Great idea!

The objective is to be the first non-mountaineering trekkers to hike to all the base camps of the world’s 14 highest mountains by 2020.

They are all over 8,000m, located in the Himalayan and Karakoram ranges – Nepal, Pakistan and Tibet, China.

They want to help raise funds & awareness for the Australian Himalayan Foundation.

support Inca Trail porters

American human rights activist and hiking guru Marinel de Jesus moved to Peru full-time.

Right now she’s fundraising to put together a documentary on mistreatment of porters on the Inca Trail.

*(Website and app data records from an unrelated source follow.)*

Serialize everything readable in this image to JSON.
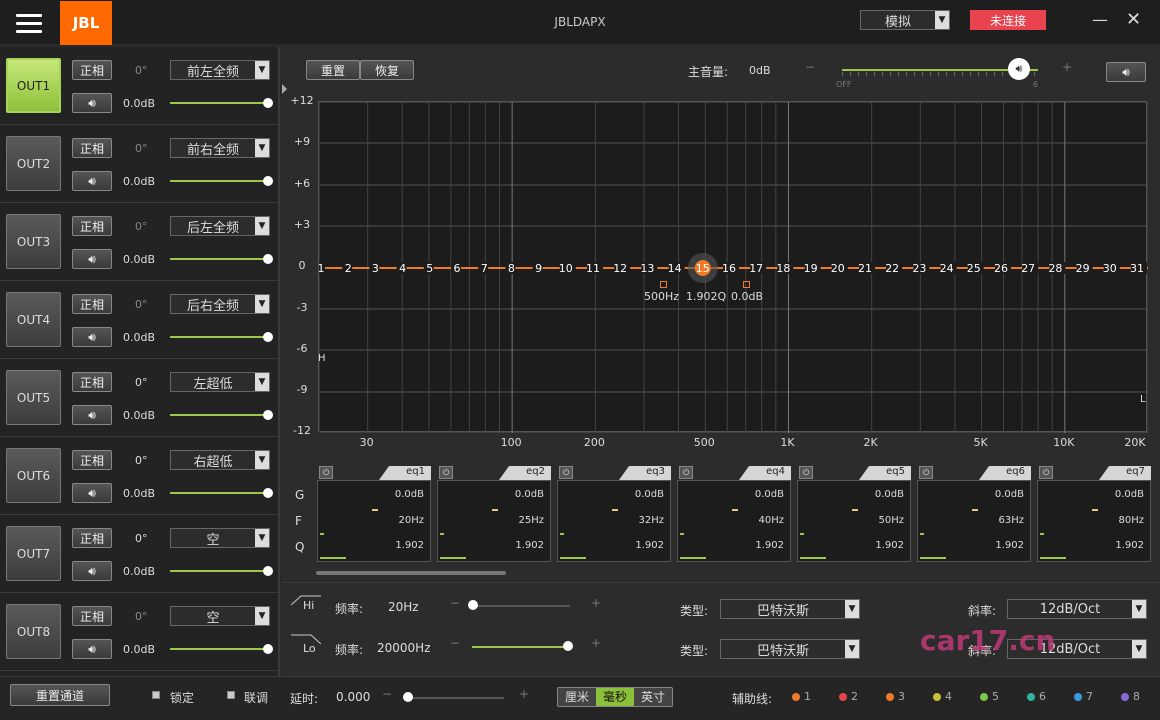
{
  "app": {
    "logo": "JBL",
    "title": "JBLDAPX",
    "mode": "模拟",
    "status": "未连接"
  },
  "outputs": [
    {
      "label": "OUT1",
      "phase": "正相",
      "degree": "0°",
      "channel": "前左全频",
      "gain": "0.0dB",
      "active": true,
      "deg_on": false
    },
    {
      "label": "OUT2",
      "phase": "正相",
      "degree": "0°",
      "channel": "前右全频",
      "gain": "0.0dB",
      "active": false,
      "deg_on": false
    },
    {
      "label": "OUT3",
      "phase": "正相",
      "degree": "0°",
      "channel": "后左全频",
      "gain": "0.0dB",
      "active": false,
      "deg_on": false
    },
    {
      "label": "OUT4",
      "phase": "正相",
      "degree": "0°",
      "channel": "后右全频",
      "gain": "0.0dB",
      "active": false,
      "deg_on": false
    },
    {
      "label": "OUT5",
      "phase": "正相",
      "degree": "0°",
      "channel": "左超低",
      "gain": "0.0dB",
      "active": false,
      "deg_on": true
    },
    {
      "label": "OUT6",
      "phase": "正相",
      "degree": "0°",
      "channel": "右超低",
      "gain": "0.0dB",
      "active": false,
      "deg_on": true
    },
    {
      "label": "OUT7",
      "phase": "正相",
      "degree": "0°",
      "channel": "空",
      "gain": "0.0dB",
      "active": false,
      "deg_on": true
    },
    {
      "label": "OUT8",
      "phase": "正相",
      "degree": "0°",
      "channel": "空",
      "gain": "0.0dB",
      "active": false,
      "deg_on": false
    }
  ],
  "toolbar": {
    "reset": "重置",
    "restore": "恢复",
    "master_label": "主音量:",
    "master_value": "0dB",
    "master_min": "OFF",
    "master_max": "6",
    "minus": "−",
    "plus": "+"
  },
  "graph": {
    "y_ticks": [
      "+12",
      "+9",
      "+6",
      "+3",
      "0",
      "-3",
      "-6",
      "-9",
      "-12"
    ],
    "x_ticks": [
      "30",
      "100",
      "200",
      "500",
      "1K",
      "2K",
      "5K",
      "10K",
      "20K"
    ],
    "points": [
      "1",
      "2",
      "3",
      "4",
      "5",
      "6",
      "7",
      "8",
      "9",
      "10",
      "11",
      "12",
      "13",
      "14",
      "15",
      "16",
      "17",
      "18",
      "19",
      "20",
      "21",
      "22",
      "23",
      "24",
      "25",
      "26",
      "27",
      "28",
      "29",
      "30",
      "31"
    ],
    "selected_point": "15",
    "info_freq": "500Hz",
    "info_q": "1.902Q",
    "info_gain": "0.0dB",
    "hp_marker": "H",
    "lp_marker": "L"
  },
  "eq_rows": {
    "g": "G",
    "f": "F",
    "q": "Q"
  },
  "eq": [
    {
      "name": "eq1",
      "gain": "0.0dB",
      "freq": "20Hz",
      "q": "1.902"
    },
    {
      "name": "eq2",
      "gain": "0.0dB",
      "freq": "25Hz",
      "q": "1.902"
    },
    {
      "name": "eq3",
      "gain": "0.0dB",
      "freq": "32Hz",
      "q": "1.902"
    },
    {
      "name": "eq4",
      "gain": "0.0dB",
      "freq": "40Hz",
      "q": "1.902"
    },
    {
      "name": "eq5",
      "gain": "0.0dB",
      "freq": "50Hz",
      "q": "1.902"
    },
    {
      "name": "eq6",
      "gain": "0.0dB",
      "freq": "63Hz",
      "q": "1.902"
    },
    {
      "name": "eq7",
      "gain": "0.0dB",
      "freq": "80Hz",
      "q": "1.902"
    }
  ],
  "filters": {
    "hi": {
      "tag": "Hi",
      "freq_label": "频率:",
      "freq": "20Hz",
      "type_label": "类型:",
      "type": "巴特沃斯",
      "slope_label": "斜率:",
      "slope": "12dB/Oct"
    },
    "lo": {
      "tag": "Lo",
      "freq_label": "频率:",
      "freq": "20000Hz",
      "type_label": "类型:",
      "type": "巴特沃斯",
      "slope_label": "斜率:",
      "slope": "12dB/Oct"
    }
  },
  "bottom": {
    "reset_channel": "重置通道",
    "lock": "锁定",
    "link": "联调",
    "delay_label": "延时:",
    "delay_value": "0.000",
    "units": [
      "厘米",
      "毫秒",
      "英寸"
    ],
    "unit_selected": "毫秒",
    "aux_label": "辅助线:",
    "aux": [
      {
        "n": "1",
        "color": "#f07a2a"
      },
      {
        "n": "2",
        "color": "#e8434f"
      },
      {
        "n": "3",
        "color": "#f07a2a"
      },
      {
        "n": "4",
        "color": "#c9c23a"
      },
      {
        "n": "5",
        "color": "#7bc94a"
      },
      {
        "n": "6",
        "color": "#2fb3a0"
      },
      {
        "n": "7",
        "color": "#3a9be0"
      },
      {
        "n": "8",
        "color": "#8a6ad8"
      }
    ]
  },
  "watermark": "car17.cn",
  "colors": {
    "accent": "#8dc03a",
    "brand": "#ff6a00",
    "curve": "#f07a2a",
    "alert": "#e8434f"
  }
}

KM 82 is the documentary that will tell the porters’ stories directly to the world and reveal the inequities behind the trekking tourism industry.

The women porters have recently become a part of the trekking industry and we want to support their voices to ensure that porter conditions improve and that they can work safely on the trails.

Details on indiegogo.

Click PLAY or watch it on YouTube.

The Inca Trail is one of the world’s best hikes. But this is one of many problems which makes us prefer the Salkantay Trek to Aguas Calientes followed by a visit to Machu Picchu. Salkantay can be done independently carrying your own backpack. For the Inca Trail you must be guided.

I’m hiking Nepal November 2019

by BestHike editor Rick McCharles

I’ve hiked most of the major trails you can do independently in Nepal.

What next?

  1. The Royal Trek
  2. Khopra Ridge Trek
  3. Makalu Base Camp

I’m flying to Pokhara, bypassing polluted Kathmandu this time.

After getting some dental work done there, my plan (so far) is …

The Royal Trek

  • maximum altitude 1730m
  • foothills of Annapurna, north of Pokhara
  • great views of Fishtail, when weather permits
  • independent hiking using teahouses (but carrying a tent)
  • 3-4 days
  • I’d warm-up with a dayhike to Sarangkot
Fishrail (Machhapuchhare)

Khopra Ridge Trek

  • maximum altitude 4660m
  • bus from Pokhara to Nayapul to start
  • independent hiking using teahouses (but carrying a tent)
  • 5-8 days
  • I might actually join a guided Khopra trip with INDIAHIKES
Khopra Ridge on Annapurna

Makalu Base Camp

  • maximum altitude 5,250m
  • Makalu Barun National Park and Conservation Area
  • flight from Kathmandu to Tumlingtar and jeep to Num to start.
  • Makalu is the 5th highest mountain in the world
  • independent hiking using teahouses (but carrying a tent)
  • 13-16 days
Makalu Base Camp

This is a first draft. I’m certain it will change. Because I’m doing this trip independently and solo I can change on a whim.

Leave a comment if you have any advice.